LONDON — An essential part of the London landscape is about to disappear for up to four years. Not a sight, but a sound: the hourly bong-bong-bong-bong of Big Ben.
The distinctive and reassuring chimes, which have marked the passage of time since the Victorian era, will fall silent after ringing out at noon on Monday for the final time before a $37 million restoration project at the tower in which the bell is housed.
The bongs have been an almost constant presence, heard not just in London but around the world: Two BBC News bulletins each day, at 6 p.m. and midnight, begin with the famous sound, which the broadcaster first used in 1924. The building, in millions of replicas, and the chimes, played by clocks around the world, are among the most recognizable symbols of modern Britain and have become a tourist attraction in their own right.

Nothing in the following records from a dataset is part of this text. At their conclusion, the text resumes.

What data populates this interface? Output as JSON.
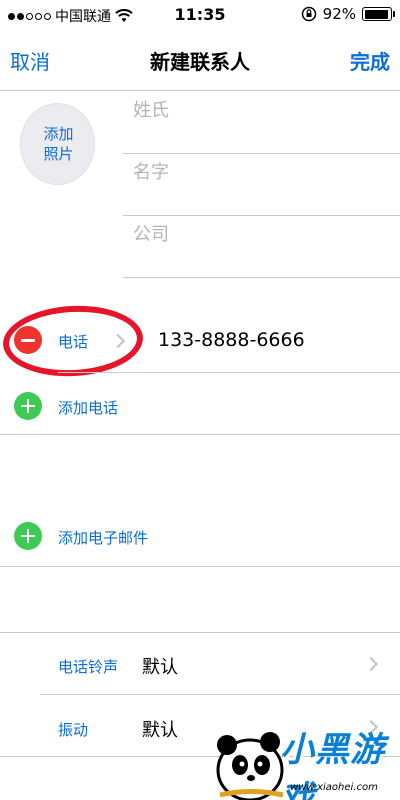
{
  "status_bar": {
    "carrier": "中国联通",
    "time": "11:35",
    "battery": "92%",
    "battery_level": 0.92,
    "signal_strength": 2,
    "signal_max": 5
  },
  "nav": {
    "cancel_label": "取消",
    "title": "新建联系人",
    "done_label": "完成"
  },
  "photo": {
    "label": "添加照片",
    "label_line1": "添加",
    "label_line2": "照片"
  },
  "name_fields": [
    {
      "placeholder": "姓氏",
      "value": ""
    },
    {
      "placeholder": "名字",
      "value": ""
    },
    {
      "placeholder": "公司",
      "value": ""
    }
  ],
  "phone": {
    "label": "电话",
    "number": "133-8888-6666"
  },
  "actions": {
    "add_phone": "添加电话",
    "add_email": "添加电子邮件"
  },
  "settings": [
    {
      "label": "电话铃声",
      "value": "默认"
    },
    {
      "label": "振动",
      "value": "默认"
    }
  ],
  "watermark": {
    "text": "小黑游戏",
    "url": "www.xiaohei.com"
  },
  "colors": {
    "accent": "#0a6cd8",
    "delete": "#f0332c",
    "add": "#3fc955",
    "highlight": "#e8142a",
    "separator": "#c8c7cc"
  }
}
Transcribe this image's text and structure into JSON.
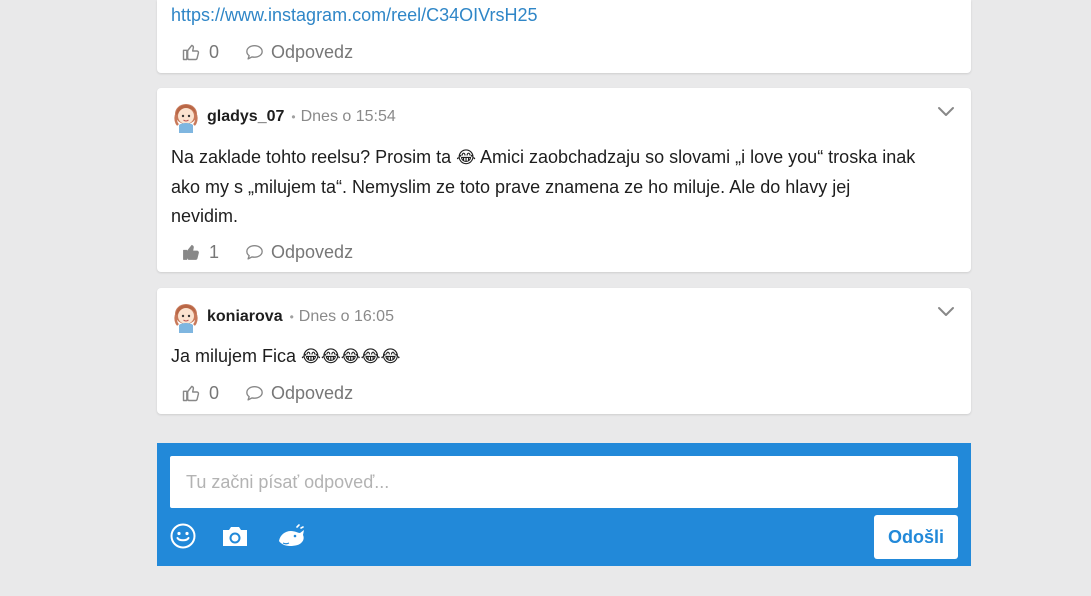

Now the scaffolding that has been climbing up the tower as part of an ambitious renovation project will cover all but one of its clock faces.
The idea that one of Britain’s national symbols would be draped in white and muted while the country negotiated its divorce from the European Union was almost too much to bear for some of the senior politicians driving what is commonly known as “Brexit,” and for several of the country’s popular tabloids, which are rarely afraid to wave the flag.
Prime Minister Theresa May asked for a review of the plans and David Davis, Britain’s lead negotiator in the withdrawal talks, said that the interruption was “mad” and those responsible should “just get on with it,” echoing the prime minister’s first major speech on “Brexit.”
For all of the hand-wringing, this is not the first time Big Ben has been silenced, which perhaps explained the less sentimental approach taken by Jeremy Corbyn, the leader of the opposition Labour Party. “It’s not a national disaster or catastrophe,” he said.
In fact, there is nothing wrong with the main bell. (It has several cracks, but those are what give it its distinctive sound, and officials have issued assurances that they will be left alone.)
It’s the tower, officially known as the Elizabeth Tower and commonly referred to as Big Ben, the clock mechanism and faces that are showing signs of aging, like the rest of the crumbling Palace of Westminster.
Paint is flaking, there are cracks in the masonry, the roof is leaking and the metalwork is rusting. All need to be addressed to keep the clock from falling.
But at 118 decibels, Big Ben’s bongs are so loud (over the human pain threshold and louder than a jet taking off) that they might startle people working at heights or damage their hearing permanently.
Parliamentary officials said that they would reconsider the duration of the silence when they return from summer recess, but that the safety of workers would be protected. Big Ben would still chime each November, they said, to remember those who served in World War I, and would also continue to ring in the new year.
During World War II, when the bells carried on tolling after a brief interlude, the sound of Big Ben gave troops a boost in morale, and provided hope to those in occupied countries like France. “It was our lifeblood, and it was our comfort, and it kept us sane,” Ginette Spanier, a former director of the Paris fashion house Pierre Balmain, once told the BBC.